HFP: But still we’re faced with the challenge of getting that issue into the minds of journalists or even getting it on to their radar. I wonder whether a fatal flaw in your ambition to see journalism embrace what we might call the challenge of providing long-term, strategic analysis of future events is, that in the end, the media sees anticipation of future what-might-bes as ‘pointy-headed research’ which is just that – pointy-headed and therefore too abstruse or oblique for general interest?
John Lloyd: Well it can be. The problem with much research including medical research which is usually more immediately interesting to most people, is that it’s written for other researchers. And now a vast amount of academic research is written for other academics. Philosophy is a good example. Even if you have a degree in philosophy as I have, it’s quite difficult to understand articles on modern philosophy. It’s not so difficult to understand moral philosophy but to understand philosophy which is increasingly mathematically or data based, is difficult. To understand it you have to go back and train again. But the other issue is that the use of big data sets is becoming generally diffused and serious publications are now training their journalists to use them or are hiring people who know how to use them.

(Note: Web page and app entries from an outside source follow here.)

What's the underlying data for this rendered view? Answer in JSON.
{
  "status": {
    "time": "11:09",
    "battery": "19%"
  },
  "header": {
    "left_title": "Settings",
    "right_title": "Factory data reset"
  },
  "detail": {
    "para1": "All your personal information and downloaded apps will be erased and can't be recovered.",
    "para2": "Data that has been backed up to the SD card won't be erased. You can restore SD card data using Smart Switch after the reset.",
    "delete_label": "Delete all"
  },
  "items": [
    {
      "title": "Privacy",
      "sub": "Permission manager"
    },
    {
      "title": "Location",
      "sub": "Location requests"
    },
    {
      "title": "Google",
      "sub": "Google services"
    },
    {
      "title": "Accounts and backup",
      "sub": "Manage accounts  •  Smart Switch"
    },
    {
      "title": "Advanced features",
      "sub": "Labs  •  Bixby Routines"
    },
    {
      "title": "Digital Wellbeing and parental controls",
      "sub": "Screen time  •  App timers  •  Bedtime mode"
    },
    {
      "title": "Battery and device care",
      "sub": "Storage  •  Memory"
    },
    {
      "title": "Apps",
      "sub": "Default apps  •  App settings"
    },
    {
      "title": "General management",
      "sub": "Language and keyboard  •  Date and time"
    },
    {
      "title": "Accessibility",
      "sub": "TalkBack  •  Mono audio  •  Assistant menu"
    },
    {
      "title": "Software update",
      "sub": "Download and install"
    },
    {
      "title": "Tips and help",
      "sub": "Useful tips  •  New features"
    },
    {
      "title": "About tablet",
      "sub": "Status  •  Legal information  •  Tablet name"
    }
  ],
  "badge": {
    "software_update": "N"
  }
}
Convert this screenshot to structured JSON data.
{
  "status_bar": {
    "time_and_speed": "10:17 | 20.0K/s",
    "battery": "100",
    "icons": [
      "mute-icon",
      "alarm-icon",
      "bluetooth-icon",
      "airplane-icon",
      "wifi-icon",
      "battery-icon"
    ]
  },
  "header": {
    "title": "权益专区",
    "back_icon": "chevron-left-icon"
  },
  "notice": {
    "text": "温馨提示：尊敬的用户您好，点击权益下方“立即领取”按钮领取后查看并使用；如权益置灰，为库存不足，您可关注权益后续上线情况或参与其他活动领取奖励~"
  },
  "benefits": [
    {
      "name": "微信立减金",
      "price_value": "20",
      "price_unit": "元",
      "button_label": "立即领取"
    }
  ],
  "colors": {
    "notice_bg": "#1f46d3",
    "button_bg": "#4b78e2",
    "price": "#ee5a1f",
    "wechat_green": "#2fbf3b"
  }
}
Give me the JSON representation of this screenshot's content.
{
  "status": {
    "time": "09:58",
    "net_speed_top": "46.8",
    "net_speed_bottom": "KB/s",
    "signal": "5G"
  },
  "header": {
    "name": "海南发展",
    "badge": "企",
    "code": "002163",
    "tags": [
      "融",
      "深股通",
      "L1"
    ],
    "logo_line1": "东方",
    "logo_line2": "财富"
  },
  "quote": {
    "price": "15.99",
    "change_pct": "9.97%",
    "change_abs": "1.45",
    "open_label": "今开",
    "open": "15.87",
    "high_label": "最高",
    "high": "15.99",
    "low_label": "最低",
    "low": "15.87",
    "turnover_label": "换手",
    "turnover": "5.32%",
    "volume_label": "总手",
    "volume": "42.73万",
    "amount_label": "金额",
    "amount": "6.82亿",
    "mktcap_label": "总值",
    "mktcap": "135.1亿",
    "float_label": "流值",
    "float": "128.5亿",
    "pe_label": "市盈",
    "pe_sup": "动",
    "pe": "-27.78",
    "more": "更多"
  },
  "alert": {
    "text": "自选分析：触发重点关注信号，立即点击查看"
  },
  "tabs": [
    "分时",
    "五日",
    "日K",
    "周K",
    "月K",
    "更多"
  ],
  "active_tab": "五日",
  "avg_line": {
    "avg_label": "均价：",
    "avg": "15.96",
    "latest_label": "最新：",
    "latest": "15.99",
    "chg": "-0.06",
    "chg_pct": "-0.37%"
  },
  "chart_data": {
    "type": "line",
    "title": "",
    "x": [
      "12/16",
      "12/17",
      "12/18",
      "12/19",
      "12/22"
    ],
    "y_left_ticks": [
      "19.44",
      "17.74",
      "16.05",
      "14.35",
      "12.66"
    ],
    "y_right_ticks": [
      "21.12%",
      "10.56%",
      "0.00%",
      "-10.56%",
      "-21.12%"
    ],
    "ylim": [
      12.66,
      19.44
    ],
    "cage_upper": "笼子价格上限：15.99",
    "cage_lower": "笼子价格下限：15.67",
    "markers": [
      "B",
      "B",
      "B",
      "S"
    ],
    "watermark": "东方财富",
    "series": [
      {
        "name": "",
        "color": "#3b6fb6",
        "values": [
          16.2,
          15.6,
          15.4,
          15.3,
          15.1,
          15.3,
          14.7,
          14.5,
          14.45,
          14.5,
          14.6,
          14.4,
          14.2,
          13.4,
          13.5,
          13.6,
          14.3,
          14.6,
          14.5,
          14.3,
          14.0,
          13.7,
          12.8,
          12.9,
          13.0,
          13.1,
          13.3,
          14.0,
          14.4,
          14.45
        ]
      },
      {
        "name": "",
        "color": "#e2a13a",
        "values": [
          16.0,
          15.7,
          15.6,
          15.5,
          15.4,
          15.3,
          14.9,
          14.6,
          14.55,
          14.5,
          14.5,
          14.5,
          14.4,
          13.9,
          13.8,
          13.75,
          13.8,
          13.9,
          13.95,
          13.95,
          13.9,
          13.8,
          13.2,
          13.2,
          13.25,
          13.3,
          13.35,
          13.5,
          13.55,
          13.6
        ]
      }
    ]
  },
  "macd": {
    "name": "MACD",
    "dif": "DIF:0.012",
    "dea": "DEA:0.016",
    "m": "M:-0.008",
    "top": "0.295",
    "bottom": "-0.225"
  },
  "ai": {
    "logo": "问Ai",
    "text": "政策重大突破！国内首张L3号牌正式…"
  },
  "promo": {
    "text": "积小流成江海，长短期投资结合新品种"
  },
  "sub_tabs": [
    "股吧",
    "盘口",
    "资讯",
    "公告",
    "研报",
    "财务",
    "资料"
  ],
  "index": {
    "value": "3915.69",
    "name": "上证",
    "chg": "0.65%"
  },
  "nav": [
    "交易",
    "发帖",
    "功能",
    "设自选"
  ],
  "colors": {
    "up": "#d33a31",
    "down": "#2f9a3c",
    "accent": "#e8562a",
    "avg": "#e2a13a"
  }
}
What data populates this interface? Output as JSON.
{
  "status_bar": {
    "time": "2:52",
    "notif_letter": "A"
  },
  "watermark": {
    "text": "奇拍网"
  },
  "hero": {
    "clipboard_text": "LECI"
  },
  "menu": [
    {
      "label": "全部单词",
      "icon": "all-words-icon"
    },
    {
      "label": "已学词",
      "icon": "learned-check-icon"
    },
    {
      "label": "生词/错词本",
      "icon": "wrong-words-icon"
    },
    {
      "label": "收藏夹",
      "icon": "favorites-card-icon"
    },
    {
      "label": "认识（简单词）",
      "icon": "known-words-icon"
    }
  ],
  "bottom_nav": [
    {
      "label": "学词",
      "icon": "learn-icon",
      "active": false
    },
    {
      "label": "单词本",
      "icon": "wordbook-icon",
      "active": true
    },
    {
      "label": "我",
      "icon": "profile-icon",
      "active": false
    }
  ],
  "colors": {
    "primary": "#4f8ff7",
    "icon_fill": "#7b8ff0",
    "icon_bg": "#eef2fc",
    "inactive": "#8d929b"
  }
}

HFP: So in weighing up the aims of our Media Futures initiative, do you think these are doable and should be pursued?
John Lloyd: I think they should be pursued. We at The Reuters Institute want to look at Media Futures and the course at LSE which teaches up and coming leaders of future strategic issues are also interested in this. We want to see how it can be done. I’ve talked about it with others and while interested, their first response is, “I don’t see how to make money out of it”, and that is a critical point especially in a difficult market. We have to explore how this can be made to work and seek support from big information companies such as Pearson, the big education publisher, or Thomson Reuters or Bloomberg or others. It’s worth the challenge.
Garry Selfridge from Humanitarian Futures Programme interviews John Lloyd, Director of Journalism at the Reuters Institute and a contributing editor at the Financial Times.